╭─ Data
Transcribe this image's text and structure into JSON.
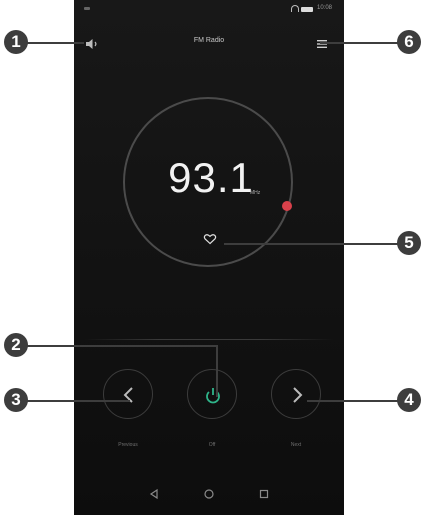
{
  "status_bar": {
    "time": "10:08"
  },
  "app": {
    "title": "FM Radio"
  },
  "station": {
    "frequency": "93.1",
    "unit": "MHz"
  },
  "controls": {
    "previous_label": "Previous",
    "power_label": "Off",
    "next_label": "Next"
  },
  "callouts": [
    "1",
    "2",
    "3",
    "4",
    "5",
    "6"
  ],
  "colors": {
    "power_accent": "#2fb58a",
    "tuning_marker": "#d9414b",
    "callout": "#3d3d3d"
  },
  "icons": [
    "speaker-icon",
    "menu-icon",
    "favorite-heart-icon",
    "chevron-left-icon",
    "power-icon",
    "chevron-right-icon",
    "nav-back-icon",
    "nav-home-icon",
    "nav-recent-icon"
  ]
}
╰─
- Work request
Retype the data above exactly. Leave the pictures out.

- Exercise solution
Transcribe this image's text and structure into JSON.
{
  "status_bar": {
    "time": "10:08"
  },
  "app": {
    "title": "FM Radio"
  },
  "station": {
    "frequency": "93.1",
    "unit": "MHz"
  },
  "controls": {
    "previous_label": "Previous",
    "power_label": "Off",
    "next_label": "Next"
  },
  "callouts": [
    "1",
    "2",
    "3",
    "4",
    "5",
    "6"
  ],
  "colors": {
    "power_accent": "#2fb58a",
    "tuning_marker": "#d9414b",
    "callout": "#3d3d3d"
  },
  "icons": [
    "speaker-icon",
    "menu-icon",
    "favorite-heart-icon",
    "chevron-left-icon",
    "power-icon",
    "chevron-right-icon",
    "nav-back-icon",
    "nav-home-icon",
    "nav-recent-icon"
  ]
}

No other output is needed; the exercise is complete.